[Opening Extracted entries section]

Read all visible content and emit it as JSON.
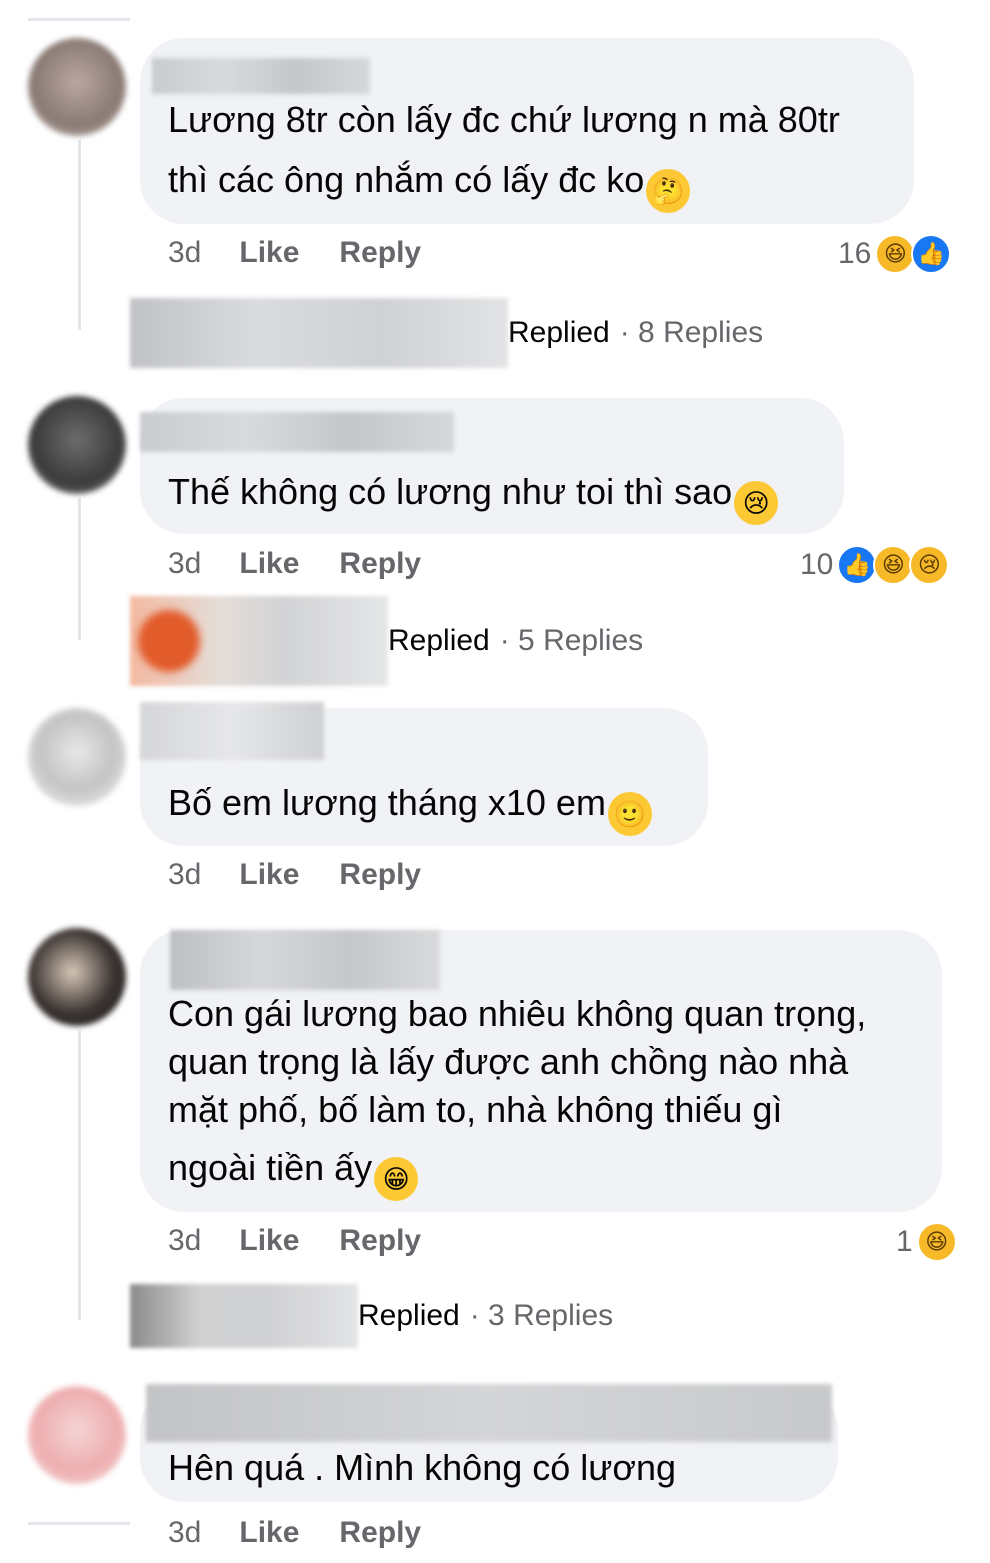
{
  "comments": [
    {
      "text_lines": [
        "Lương 8tr còn lấy đc chứ lương n mà 80tr",
        "thì các ông nhắm có lấy đc ko"
      ],
      "emoji": "🤔",
      "time": "3d",
      "like_label": "Like",
      "reply_label": "Reply",
      "reaction_count": "16",
      "reaction_icons": [
        "haha-icon",
        "like-icon"
      ],
      "replies_label": "Replied",
      "replies_count": "· 8 Replies"
    },
    {
      "text_lines": [
        "Thế không có lương như toi thì sao"
      ],
      "emoji": "😢",
      "time": "3d",
      "like_label": "Like",
      "reply_label": "Reply",
      "reaction_count": "10",
      "reaction_icons": [
        "like-icon",
        "haha-icon",
        "sad-icon"
      ],
      "replies_label": "Replied",
      "replies_count": "· 5 Replies"
    },
    {
      "text_lines": [
        "Bố em lương tháng x10 em"
      ],
      "emoji": "🙂",
      "time": "3d",
      "like_label": "Like",
      "reply_label": "Reply"
    },
    {
      "text_lines": [
        "Con gái lương bao nhiêu không quan trọng,",
        "quan trọng là lấy được anh chồng nào nhà",
        "mặt phố, bố làm to, nhà không thiếu gì",
        "ngoài tiền ấy"
      ],
      "emoji": "😁",
      "time": "3d",
      "like_label": "Like",
      "reply_label": "Reply",
      "reaction_count": "1",
      "reaction_icons": [
        "haha-icon"
      ],
      "replies_label": "Replied",
      "replies_count": "· 3 Replies"
    },
    {
      "text_lines": [
        "Hên quá . Mình không có lương"
      ],
      "time": "3d",
      "like_label": "Like",
      "reply_label": "Reply"
    }
  ],
  "colors": {
    "bubble": "#f0f2f5",
    "meta_text": "#65676b",
    "like_blue": "#1877f2",
    "emoji_yellow": "#f7b928"
  }
}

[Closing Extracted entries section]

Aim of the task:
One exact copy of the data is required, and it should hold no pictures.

Output for this exercise:
Read all visible content and emit it as JSON.
{
  "comments": [
    {
      "text_lines": [
        "Lương 8tr còn lấy đc chứ lương n mà 80tr",
        "thì các ông nhắm có lấy đc ko"
      ],
      "emoji": "🤔",
      "time": "3d",
      "like_label": "Like",
      "reply_label": "Reply",
      "reaction_count": "16",
      "reaction_icons": [
        "haha-icon",
        "like-icon"
      ],
      "replies_label": "Replied",
      "replies_count": "· 8 Replies"
    },
    {
      "text_lines": [
        "Thế không có lương như toi thì sao"
      ],
      "emoji": "😢",
      "time": "3d",
      "like_label": "Like",
      "reply_label": "Reply",
      "reaction_count": "10",
      "reaction_icons": [
        "like-icon",
        "haha-icon",
        "sad-icon"
      ],
      "replies_label": "Replied",
      "replies_count": "· 5 Replies"
    },
    {
      "text_lines": [
        "Bố em lương tháng x10 em"
      ],
      "emoji": "🙂",
      "time": "3d",
      "like_label": "Like",
      "reply_label": "Reply"
    },
    {
      "text_lines": [
        "Con gái lương bao nhiêu không quan trọng,",
        "quan trọng là lấy được anh chồng nào nhà",
        "mặt phố, bố làm to, nhà không thiếu gì",
        "ngoài tiền ấy"
      ],
      "emoji": "😁",
      "time": "3d",
      "like_label": "Like",
      "reply_label": "Reply",
      "reaction_count": "1",
      "reaction_icons": [
        "haha-icon"
      ],
      "replies_label": "Replied",
      "replies_count": "· 3 Replies"
    },
    {
      "text_lines": [
        "Hên quá . Mình không có lương"
      ],
      "time": "3d",
      "like_label": "Like",
      "reply_label": "Reply"
    }
  ],
  "colors": {
    "bubble": "#f0f2f5",
    "meta_text": "#65676b",
    "like_blue": "#1877f2",
    "emoji_yellow": "#f7b928"
  }
}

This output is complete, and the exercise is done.